Social media personality ‘Macoy Dubs’ ventures as part-time rider of food delivery service

June 2, 2020 - 4:01 PM
Macoy Dubs
Social media personality Mark Averilla is also known as "Macoy Dubs" to his followers. (Photo from Averilla's Facebook page)

Social media personality Mark Averilla, also known as “Macoy Dubs” or the viral “Mean Girls” Filipino dubber, shared that he applied to join a food delivery service for his part-time work.

Averilla on Monday said that he applied to Food Panda and added that he is still on the onboarding process. He shared that he will only fulfill his delivery duties on weekends since his weekdays are devoted to his full-time work.

His LinkedIn profile shows that he works as a full-time social media manager at a creative agency and a part-time college instructor at his alma mater, Colegio de San Juan Letran-Manila.

Averilla expressed his excitement over his new obligation and hoped to be able to see his followers.

“Kita-kits sa mga pinto ninyo,” he said.

Lots of them were excited for Averilla’s additional stint on top of being an instructor and a content creator. Some of them couldn’t help but share potential scenarios in jest.

“Can’t wait mamiii! Tapos gay lingo gagamitin mong pang bati char!” a Twitter user said.

“Sipag niyo naman po. Ingats,” wrote another online user. 

“Macoy sa pintuan ng bahay niyo: ‘Ola mga marse!'” another online user commented.

“Ang saya!
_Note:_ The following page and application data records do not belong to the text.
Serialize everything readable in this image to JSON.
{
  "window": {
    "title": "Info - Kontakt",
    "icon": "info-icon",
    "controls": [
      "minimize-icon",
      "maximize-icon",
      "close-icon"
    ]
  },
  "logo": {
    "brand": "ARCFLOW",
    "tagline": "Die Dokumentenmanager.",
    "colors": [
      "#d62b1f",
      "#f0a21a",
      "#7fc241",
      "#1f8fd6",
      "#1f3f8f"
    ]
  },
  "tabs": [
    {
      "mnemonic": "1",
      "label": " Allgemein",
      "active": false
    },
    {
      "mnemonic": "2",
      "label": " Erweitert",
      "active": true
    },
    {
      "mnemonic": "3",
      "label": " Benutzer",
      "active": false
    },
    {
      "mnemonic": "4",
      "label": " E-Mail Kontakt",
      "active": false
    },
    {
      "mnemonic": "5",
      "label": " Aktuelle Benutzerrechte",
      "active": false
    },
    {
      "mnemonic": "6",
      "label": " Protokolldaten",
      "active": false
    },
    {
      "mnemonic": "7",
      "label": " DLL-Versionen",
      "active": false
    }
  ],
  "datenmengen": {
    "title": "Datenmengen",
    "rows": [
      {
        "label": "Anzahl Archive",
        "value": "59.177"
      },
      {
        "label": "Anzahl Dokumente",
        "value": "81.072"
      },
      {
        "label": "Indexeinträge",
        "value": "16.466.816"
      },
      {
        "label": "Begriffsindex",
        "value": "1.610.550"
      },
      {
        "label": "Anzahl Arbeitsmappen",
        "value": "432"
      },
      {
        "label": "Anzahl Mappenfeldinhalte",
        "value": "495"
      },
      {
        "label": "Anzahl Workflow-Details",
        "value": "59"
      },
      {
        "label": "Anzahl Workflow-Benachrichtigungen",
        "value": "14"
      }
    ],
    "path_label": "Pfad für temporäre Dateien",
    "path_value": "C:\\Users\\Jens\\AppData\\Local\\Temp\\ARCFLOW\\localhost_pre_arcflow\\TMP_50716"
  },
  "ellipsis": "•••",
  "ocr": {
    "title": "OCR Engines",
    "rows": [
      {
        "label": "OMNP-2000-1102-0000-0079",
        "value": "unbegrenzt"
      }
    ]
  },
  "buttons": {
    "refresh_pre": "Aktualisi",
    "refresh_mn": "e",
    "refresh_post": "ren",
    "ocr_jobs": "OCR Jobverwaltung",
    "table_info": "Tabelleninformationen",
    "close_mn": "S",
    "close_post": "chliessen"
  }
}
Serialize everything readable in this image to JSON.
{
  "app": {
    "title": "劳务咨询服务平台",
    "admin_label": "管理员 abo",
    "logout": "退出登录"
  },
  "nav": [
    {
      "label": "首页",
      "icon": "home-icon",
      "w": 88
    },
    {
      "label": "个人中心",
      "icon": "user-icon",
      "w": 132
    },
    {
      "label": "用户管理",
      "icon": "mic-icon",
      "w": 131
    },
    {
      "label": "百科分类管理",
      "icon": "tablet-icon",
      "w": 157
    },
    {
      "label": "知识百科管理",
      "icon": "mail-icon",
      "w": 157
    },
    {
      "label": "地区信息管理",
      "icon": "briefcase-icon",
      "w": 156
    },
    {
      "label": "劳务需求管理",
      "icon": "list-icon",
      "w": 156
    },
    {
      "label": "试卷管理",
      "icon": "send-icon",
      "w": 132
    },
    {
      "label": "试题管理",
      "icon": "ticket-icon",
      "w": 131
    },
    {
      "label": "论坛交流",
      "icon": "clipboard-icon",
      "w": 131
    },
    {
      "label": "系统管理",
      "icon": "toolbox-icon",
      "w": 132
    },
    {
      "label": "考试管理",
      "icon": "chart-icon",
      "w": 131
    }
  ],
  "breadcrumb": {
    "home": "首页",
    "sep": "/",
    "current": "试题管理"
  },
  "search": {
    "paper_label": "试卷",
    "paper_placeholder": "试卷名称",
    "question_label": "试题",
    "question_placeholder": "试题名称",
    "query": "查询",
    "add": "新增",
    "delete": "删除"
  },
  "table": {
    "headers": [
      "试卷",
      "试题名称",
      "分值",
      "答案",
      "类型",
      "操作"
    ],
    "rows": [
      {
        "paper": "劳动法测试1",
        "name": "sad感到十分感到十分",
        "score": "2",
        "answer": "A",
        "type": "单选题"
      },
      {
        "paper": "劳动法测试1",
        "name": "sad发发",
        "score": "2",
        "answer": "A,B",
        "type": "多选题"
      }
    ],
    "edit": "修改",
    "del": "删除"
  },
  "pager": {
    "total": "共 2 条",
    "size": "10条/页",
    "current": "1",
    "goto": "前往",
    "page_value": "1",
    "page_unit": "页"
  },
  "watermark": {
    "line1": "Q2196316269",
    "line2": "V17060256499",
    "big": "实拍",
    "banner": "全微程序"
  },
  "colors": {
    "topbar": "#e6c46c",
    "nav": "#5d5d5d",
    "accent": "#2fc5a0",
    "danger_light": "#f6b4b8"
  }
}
Hahhaha pagkaabot ng order sasabihin: ‘Ganda ka?!’ ng nakapout then irap,” commented an amused Filipino, who referenced Averilla’s catchphrase in his viral “Mean Girls” video clips dubbed in Filipino. 

Averilla first made waves on the internet when he dubbed some scenes of the famous American teen movie in Filipino with gay lingo or “beki” lines.

High demand for delivery services 

His new stint as a food delivery partner comes at a time when delivery services are in high demand due to the community quarantine imposed over the country in a bid to mitigate the spread of COVID-19.

While quarantine guidelines have loosened under the general community quarantine, Filipinos are still encouraged to stay at home and work remotely.

People below 21-years-old and above 60-years-old cannot go out but the latter are allowed if they are accessing essential goods or services or if they need to work. The same rules apply to individuals with immunodeficiency, comorbidity or other health risks, and pregnant women.

This has prompted Filipinos to rely on delivery services of grocery items, as well as food products from restaurants and eating establishments, instead.